[[ Exercise inputs, beginning ]]
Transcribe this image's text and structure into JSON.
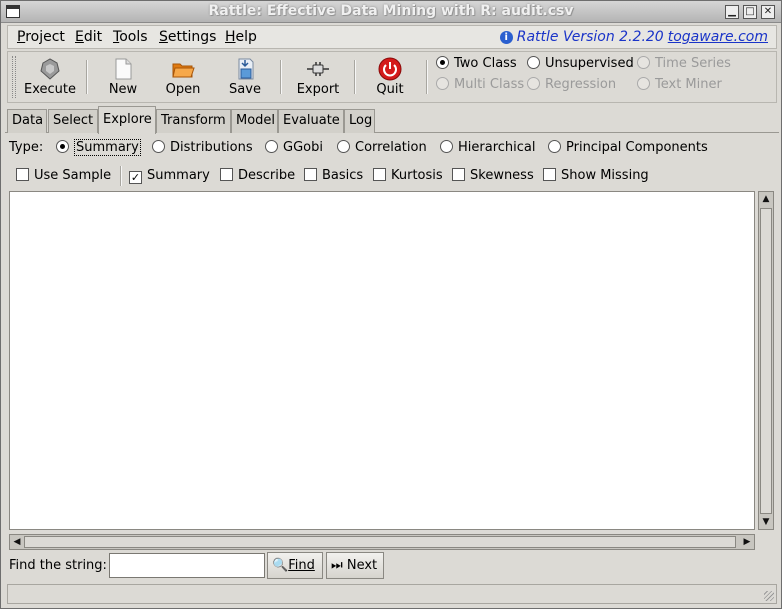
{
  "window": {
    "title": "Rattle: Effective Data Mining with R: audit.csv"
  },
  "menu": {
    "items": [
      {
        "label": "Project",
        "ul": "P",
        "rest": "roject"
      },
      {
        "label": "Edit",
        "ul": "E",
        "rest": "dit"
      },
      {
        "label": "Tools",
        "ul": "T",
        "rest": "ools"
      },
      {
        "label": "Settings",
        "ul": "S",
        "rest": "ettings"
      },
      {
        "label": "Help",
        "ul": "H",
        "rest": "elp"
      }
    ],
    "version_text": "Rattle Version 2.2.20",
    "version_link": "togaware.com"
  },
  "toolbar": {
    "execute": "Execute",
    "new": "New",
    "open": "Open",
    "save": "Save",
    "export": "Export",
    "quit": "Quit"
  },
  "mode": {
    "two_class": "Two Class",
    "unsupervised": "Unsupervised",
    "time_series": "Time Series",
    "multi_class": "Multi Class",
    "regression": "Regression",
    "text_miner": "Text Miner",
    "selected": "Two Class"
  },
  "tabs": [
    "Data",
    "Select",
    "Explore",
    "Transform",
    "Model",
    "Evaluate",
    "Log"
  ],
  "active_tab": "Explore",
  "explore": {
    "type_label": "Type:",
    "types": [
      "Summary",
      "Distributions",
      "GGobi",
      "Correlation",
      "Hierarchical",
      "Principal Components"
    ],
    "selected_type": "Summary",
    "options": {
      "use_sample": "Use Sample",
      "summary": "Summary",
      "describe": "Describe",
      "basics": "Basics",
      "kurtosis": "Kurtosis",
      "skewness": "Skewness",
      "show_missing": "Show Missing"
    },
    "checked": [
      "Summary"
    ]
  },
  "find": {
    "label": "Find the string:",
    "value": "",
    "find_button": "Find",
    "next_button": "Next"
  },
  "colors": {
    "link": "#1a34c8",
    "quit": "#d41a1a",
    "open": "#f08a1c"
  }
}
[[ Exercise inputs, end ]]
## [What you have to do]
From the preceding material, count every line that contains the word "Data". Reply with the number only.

## [Solved exercise]
2